That meant Josh Benson and Herbie Kane, had more license to drive forward.
They both looked more comfortable in those roles, shuttling up and down their respective sides. Kane’s energy and hard work caught the eye, as did Benson’s clever build-up play.
The 3-5-2 also meant that the wing-backs had the freedom of the flanks, with no wide forwards next to them and two strikers to aim for, while the extra man in midfield gave them more security to stay wide and attack.
That was exploited superbly, by both the fit-again Jordan Williams, on the right, and Nicky Cadden on the left. Williams set up the opener - drawing him level with Connell as the top assist maker on three - and was the best player on the pitch in the first half, surging forward with some excellent runs. He had replaced the benched Robbie Cundy with Tom Edwards moving from wing-back into the back three.
Cadden does not have the same pace and dynamism as Williams but his crossing is outstanding, and he was extremely unlucky not to register at least one assist as he created several fine chances. The former Forest Green man, who set up the first goal, probably had his best game for the Reds.
MOMENT OF QUALITY FOR OPENER
Another advantage from the change in system was that James Norwood and Cole played together as a two up front and offered much more of a focal point to the attacks.
Cole summed up Barnsley’s more direct style as he only competed six passes in 78 minutes but won six headers, with one hitting the back of the net for a crucial opener.
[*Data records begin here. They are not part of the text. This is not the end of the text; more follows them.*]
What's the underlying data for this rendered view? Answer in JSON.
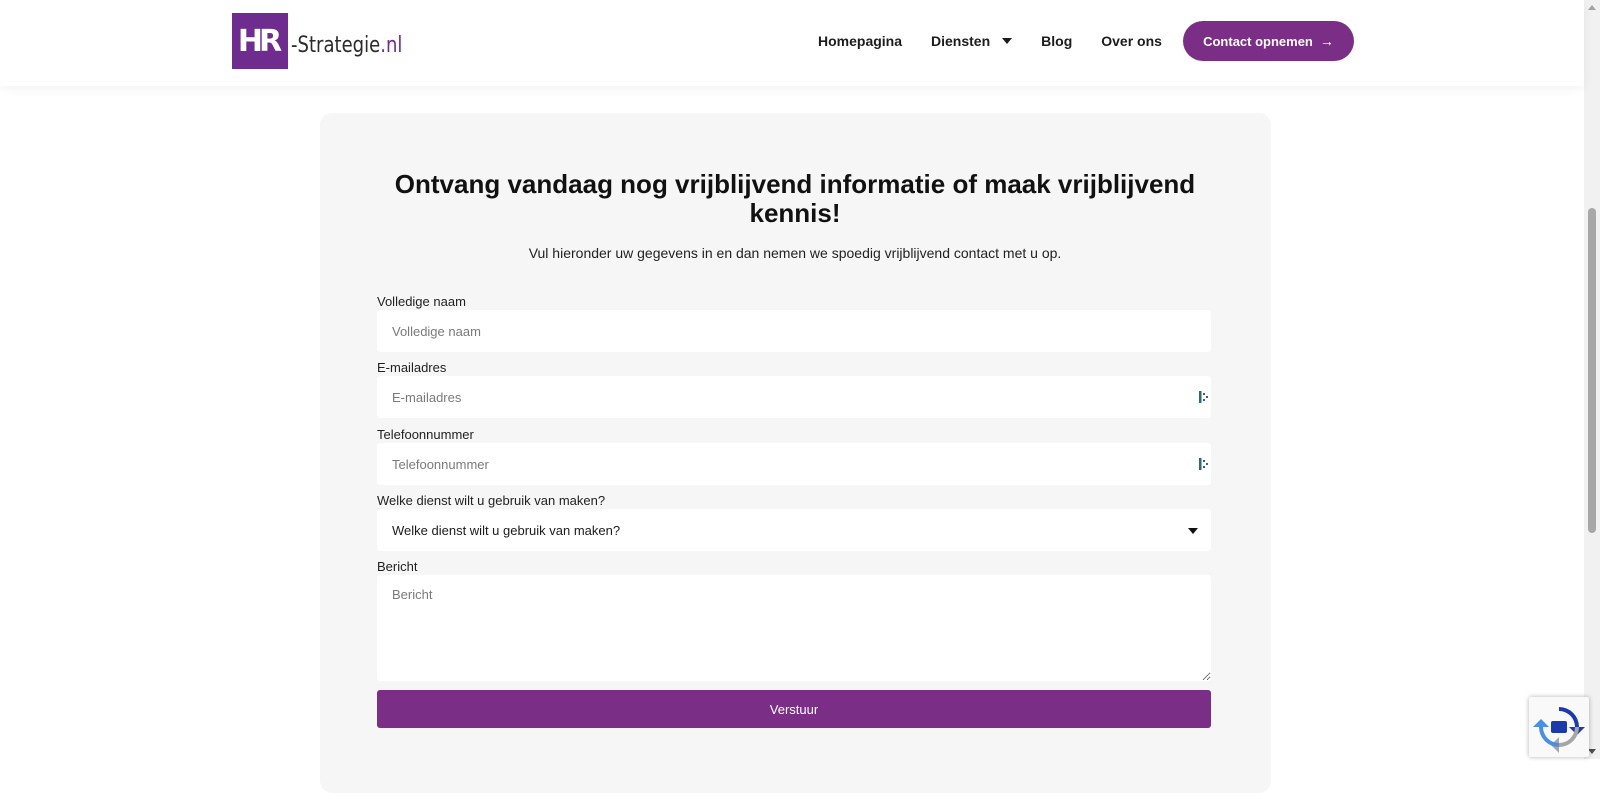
{
  "logo": {
    "mark": "HR",
    "name": "-Strategie",
    "tld": ".nl"
  },
  "nav": {
    "items": [
      {
        "label": "Homepagina"
      },
      {
        "label": "Diensten"
      },
      {
        "label": "Blog"
      },
      {
        "label": "Over ons"
      }
    ],
    "cta_label": "Contact opnemen",
    "cta_arrow": "→"
  },
  "form": {
    "title": "Ontvang vandaag nog vrijblijvend informatie of maak vrijblijvend kennis!",
    "subtitle": "Vul hieronder uw gegevens in en dan nemen we spoedig vrijblijvend contact met u op.",
    "name_label": "Volledige naam",
    "name_placeholder": "Volledige naam",
    "email_label": "E-mailadres",
    "email_placeholder": "E-mailadres",
    "phone_label": "Telefoonnummer",
    "phone_placeholder": "Telefoonnummer",
    "service_label": "Welke dienst wilt u gebruik van maken?",
    "service_selected": "Welke dienst wilt u gebruik van maken?",
    "message_label": "Bericht",
    "message_placeholder": "Bericht",
    "submit_label": "Verstuur"
  },
  "colors": {
    "brand": "#7a2e86",
    "card_bg": "#f6f6f6"
  }
}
It was a fantastic finish and settled everyone down.
He is not a natural targetman but has been one of Barnsley’s better attackers this season despite often playing in a wider or deeper role.
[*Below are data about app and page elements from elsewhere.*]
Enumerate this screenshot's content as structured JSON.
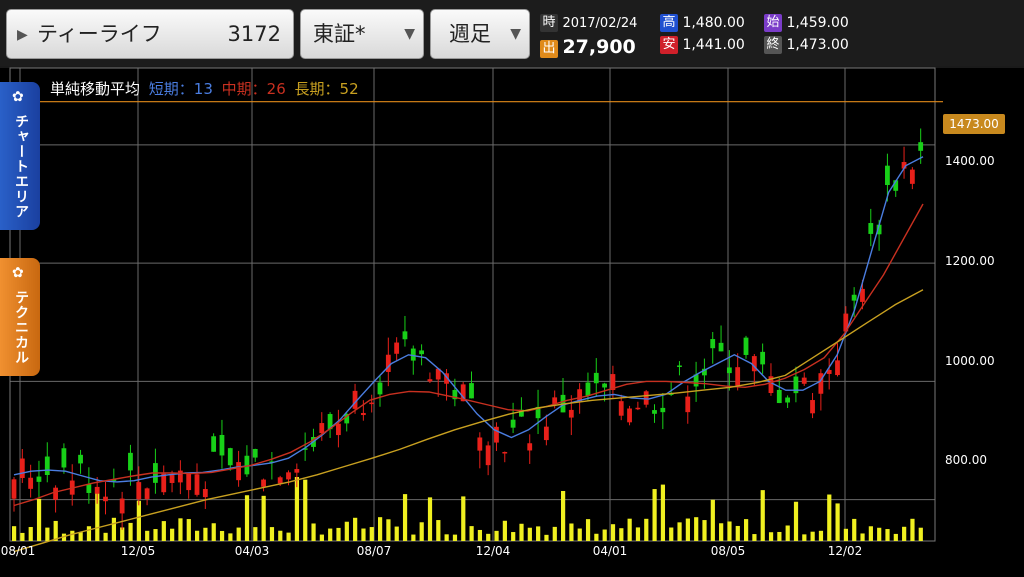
{
  "toolbar": {
    "stock_name": "ティーライフ",
    "stock_code": "3172",
    "market": "東証*",
    "period": "週足"
  },
  "quote": {
    "time_label": "時",
    "date": "2017/02/24",
    "volume_label": "出",
    "volume": "27,900",
    "high_label": "高",
    "high": "1,480.00",
    "low_label": "安",
    "low": "1,441.00",
    "open_label": "始",
    "open": "1,459.00",
    "close_label": "終",
    "close": "1,473.00"
  },
  "side_tabs": {
    "chart_area": "チャートエリア",
    "technical": "テクニカル"
  },
  "ma_legend": {
    "title": "単純移動平均",
    "short": "短期：13",
    "mid": "中期：26",
    "long": "長期：52"
  },
  "price_tag": "1473.00",
  "y_labels": [
    "1400.00",
    "1200.00",
    "1000.00",
    "800.00"
  ],
  "x_labels": [
    "08/01",
    "12/05",
    "04/03",
    "08/07",
    "12/04",
    "04/01",
    "08/05",
    "12/02"
  ],
  "colors": {
    "up": "#e8201a",
    "down": "#18d018",
    "short_ma": "#4a7de0",
    "mid_ma": "#c83020",
    "long_ma": "#c8a020",
    "volume": "#f0f020",
    "price_line": "#e08a1a",
    "tab_blue": "#1e50b0",
    "tab_orange": "#d87818"
  },
  "chart_data": {
    "type": "candlestick",
    "x_ticks": [
      "08/01",
      "12/05",
      "04/03",
      "08/07",
      "12/04",
      "04/01",
      "08/05",
      "12/02"
    ],
    "y_ticks": [
      1400,
      1200,
      1000,
      800
    ],
    "ylim": [
      730,
      1530
    ],
    "last_price": 1473,
    "series": [
      {
        "name": "短期：13",
        "values": [
          842,
          848,
          850,
          848,
          840,
          832,
          830,
          832,
          838,
          842,
          845,
          846,
          850,
          855,
          858,
          862,
          870,
          888,
          910,
          935,
          968,
          1000,
          1030,
          1045,
          1040,
          1015,
          980,
          945,
          918,
          905,
          918,
          940,
          960,
          968,
          975,
          978,
          972,
          970,
          978,
          998,
          1015,
          1030,
          1045,
          1030,
          1000,
          985,
          985,
          1000,
          1045,
          1120,
          1220,
          1320,
          1365,
          1380
        ]
      },
      {
        "name": "中期：26",
        "values": [
          790,
          800,
          812,
          820,
          828,
          834,
          840,
          845,
          845,
          844,
          846,
          852,
          858,
          868,
          880,
          898,
          920,
          945,
          968,
          978,
          983,
          982,
          975,
          968,
          960,
          952,
          950,
          958,
          968,
          975,
          985,
          995,
          1000,
          1000,
          998,
          996,
          992,
          990,
          995,
          1005,
          1020,
          1040,
          1080,
          1130,
          1180,
          1240,
          1300
        ]
      },
      {
        "name": "長期：52",
        "values": [
          712,
          726,
          740,
          752,
          764,
          776,
          788,
          800,
          810,
          820,
          830,
          842,
          856,
          870,
          885,
          902,
          918,
          932,
          945,
          955,
          962,
          968,
          972,
          976,
          980,
          985,
          990,
          998,
          1010,
          1040,
          1070,
          1100,
          1130,
          1155
        ]
      }
    ],
    "volume_scale": "relative"
  }
}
Norwood has been a lot more hit and miss but, like Cole, was better in a front two.
He missed some big chances but was much more threatening than previous games.
Norwood was booed throughout by the smattering of away fans, who sang some profane chants about their former player who had celebrated provocatively against them after scoring for Tranmere in the National League play-offs.
He seemed to enjoy their fury and later tweeted: “Thanks to the 13 of you making the trip and for the 3 points.”
SUBSTITUTES MAKE IMPACT
Cole and Norwood were taken off on 78 minutes as part of a quadruple change.
Their replacements Slobodan Tedic and Martin combined for the second goal - a positive sign that the Reds do have strength in depth in attack.
Tedic was included in the squad at the expense of Jack Aitchison who suits a high-pressing style rather than a more direct approach.
The Manchester City loanee made his first league appearance since September 3.
Although his wait for a goal goes on after missing a one-on-one, he was a real nuisance and showed great selflessness to square to Martin when clean through.
Martin’s goal should give him confidence after disappointing performances in his first two league starts. His energy and dribbling ability is the nearest to Thomas in the squad, now he needs to adapt fully to Duff’s style and be consistent.
STENDEL SEES FAMILIAR WIN
The last man to get Barnsley promoted out of League One, Daniel Stendel, was given a hero’s welcome when he was introduced to the crowd at half-time as special guest.
The popular German must have recognised some of what he saw on the pitch - a comfortable home win for a Reds side who looked too good for their opponents.
That had not been the case for much of this season, especially the winless and goalless four-game run through most of October.
Stendel never lost at Oakwell in League One but Duff has already suffered three harrowing defeats there, winning just one in five before this game.
Both Stendel and Duff took over after relegation from the Championship.
But, whereas the Reds were financially able to keep a strong third tier squad together in 2018 having only narrowly gone down, Duff arrived amid major changes from boardroom to dressing room. Star players were sold off - something Stendel would experience only after promotion - and Duff is still working on rebuilding confidence following the worst season in half a century.
As well as Stendel, at Oakwell on Saturday was the most legendary Reds boss of them all - Danny Wilson - plus board member Julie Anne Quay. If there was any pressure on Duff, he and his players did not show it.